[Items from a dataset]
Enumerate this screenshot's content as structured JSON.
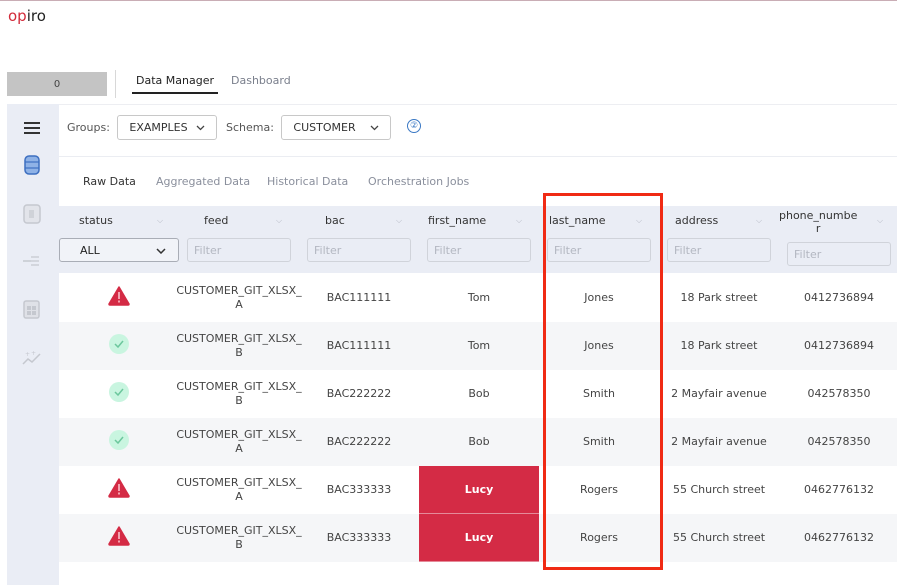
{
  "logo": {
    "brand_red": "op",
    "brand_dark": "iro",
    "accent_color": "#d22b3a"
  },
  "header": {
    "counter_value": "0",
    "nav_tabs": [
      {
        "label": "Data Manager",
        "active": true
      },
      {
        "label": "Dashboard",
        "active": false
      }
    ]
  },
  "sidebar": {
    "items": [
      {
        "icon": "menu-icon"
      },
      {
        "icon": "database-icon",
        "active": true
      },
      {
        "icon": "document-icon"
      },
      {
        "icon": "plug-icon"
      },
      {
        "icon": "calendar-icon"
      },
      {
        "icon": "sparkle-chart-icon"
      }
    ]
  },
  "toolbar": {
    "groups_label": "Groups:",
    "groups_value": "EXAMPLES",
    "schema_label": "Schema:",
    "schema_value": "CUSTOMER",
    "help_glyph": "②"
  },
  "subtabs": [
    {
      "label": "Raw Data",
      "active": true
    },
    {
      "label": "Aggregated Data",
      "active": false
    },
    {
      "label": "Historical Data",
      "active": false
    },
    {
      "label": "Orchestration Jobs",
      "active": false
    }
  ],
  "table": {
    "columns": [
      {
        "key": "status",
        "label": "status"
      },
      {
        "key": "feed",
        "label": "feed"
      },
      {
        "key": "bac",
        "label": "bac"
      },
      {
        "key": "first_name",
        "label": "first_name"
      },
      {
        "key": "last_name",
        "label": "last_name"
      },
      {
        "key": "address",
        "label": "address"
      },
      {
        "key": "phone_number",
        "label": "phone_numbe\nr"
      }
    ],
    "status_filter_value": "ALL",
    "filter_placeholder": "Filter",
    "highlighted_column": "last_name",
    "error_color": "#d42b45",
    "ok_color": "#c9f5e0",
    "rows": [
      {
        "status": "error",
        "feed": "CUSTOMER_GIT_XLSX_\nA",
        "bac": "BAC111111",
        "first_name": "Tom",
        "first_name_error": false,
        "last_name": "Jones",
        "address": "18 Park street",
        "phone_number": "0412736894"
      },
      {
        "status": "ok",
        "feed": "CUSTOMER_GIT_XLSX_\nB",
        "bac": "BAC111111",
        "first_name": "Tom",
        "first_name_error": false,
        "last_name": "Jones",
        "address": "18 Park street",
        "phone_number": "0412736894"
      },
      {
        "status": "ok",
        "feed": "CUSTOMER_GIT_XLSX_\nB",
        "bac": "BAC222222",
        "first_name": "Bob",
        "first_name_error": false,
        "last_name": "Smith",
        "address": "2 Mayfair avenue",
        "phone_number": "042578350"
      },
      {
        "status": "ok",
        "feed": "CUSTOMER_GIT_XLSX_\nA",
        "bac": "BAC222222",
        "first_name": "Bob",
        "first_name_error": false,
        "last_name": "Smith",
        "address": "2 Mayfair avenue",
        "phone_number": "042578350"
      },
      {
        "status": "error",
        "feed": "CUSTOMER_GIT_XLSX_\nA",
        "bac": "BAC333333",
        "first_name": "Lucy",
        "first_name_error": true,
        "last_name": "Rogers",
        "address": "55 Church street",
        "phone_number": "0462776132"
      },
      {
        "status": "error",
        "feed": "CUSTOMER_GIT_XLSX_\nB",
        "bac": "BAC333333",
        "first_name": "Lucy",
        "first_name_error": true,
        "last_name": "Rogers",
        "address": "55 Church street",
        "phone_number": "0462776132"
      }
    ]
  }
}
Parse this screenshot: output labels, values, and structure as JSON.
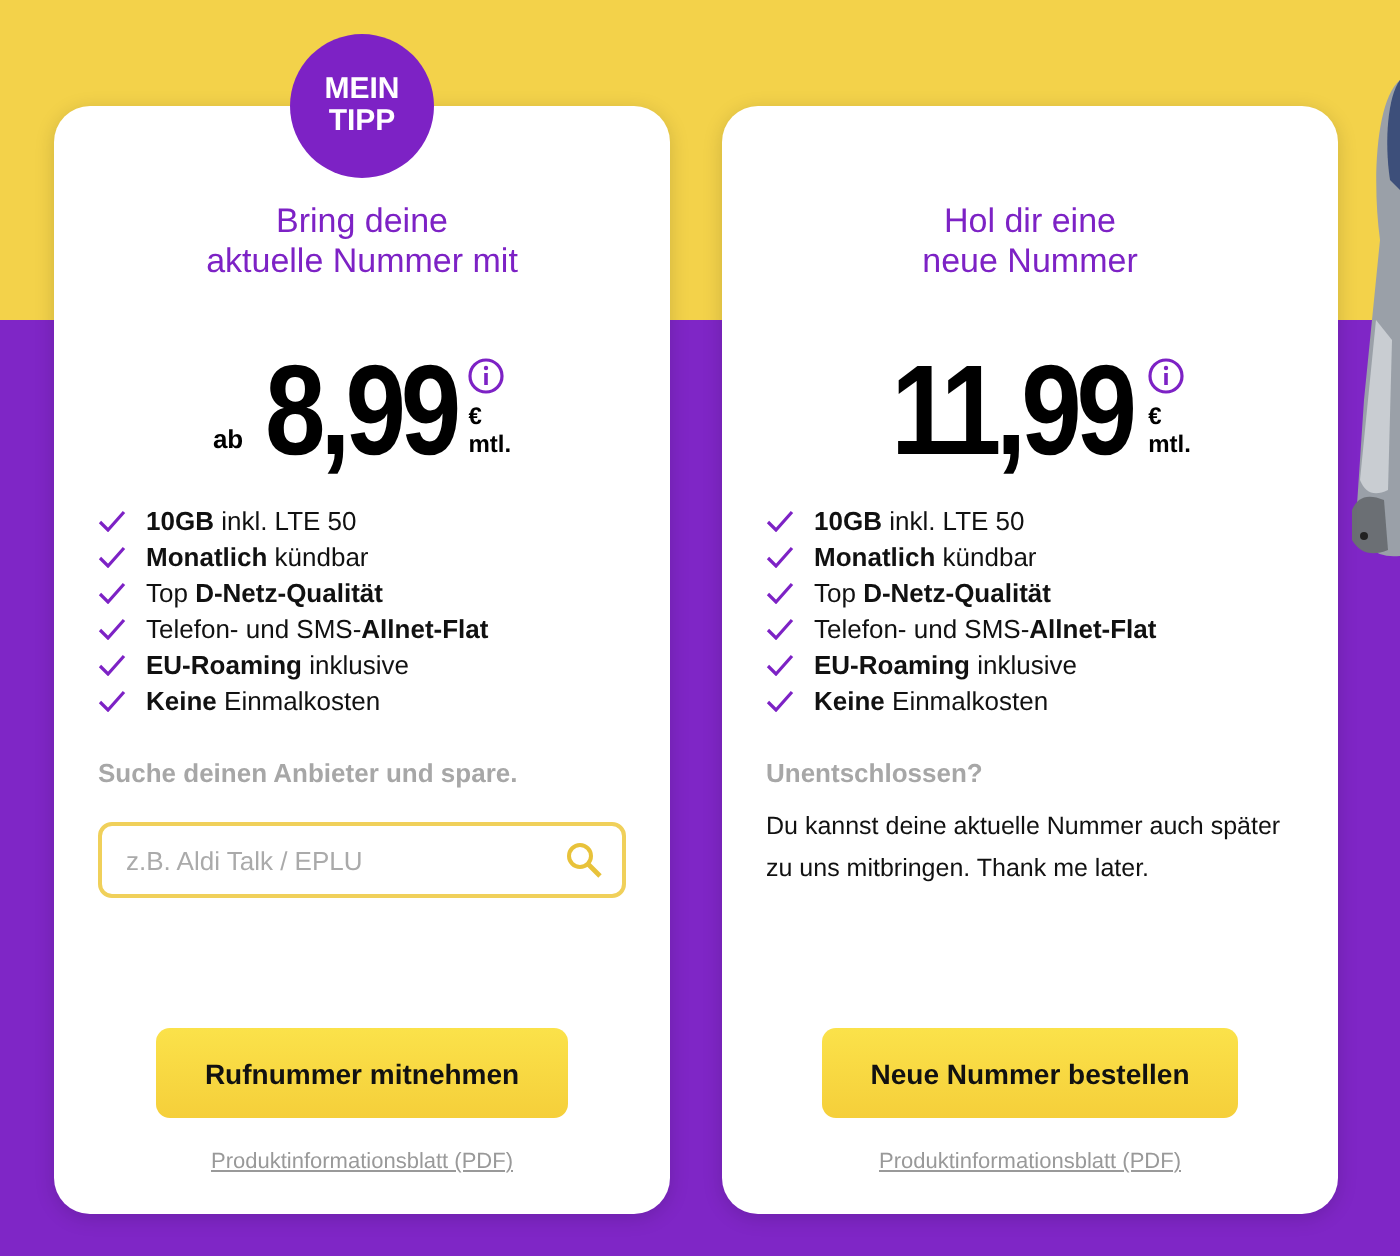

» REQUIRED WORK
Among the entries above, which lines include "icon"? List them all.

» EXERCISE RESPONSE
        "icon": "menu-icon"
        "icon": "database-icon",
        "icon": "document-icon"
        "icon": "plug-icon"
        "icon": "calendar-icon"
        "icon": "sparkle-chart-icon"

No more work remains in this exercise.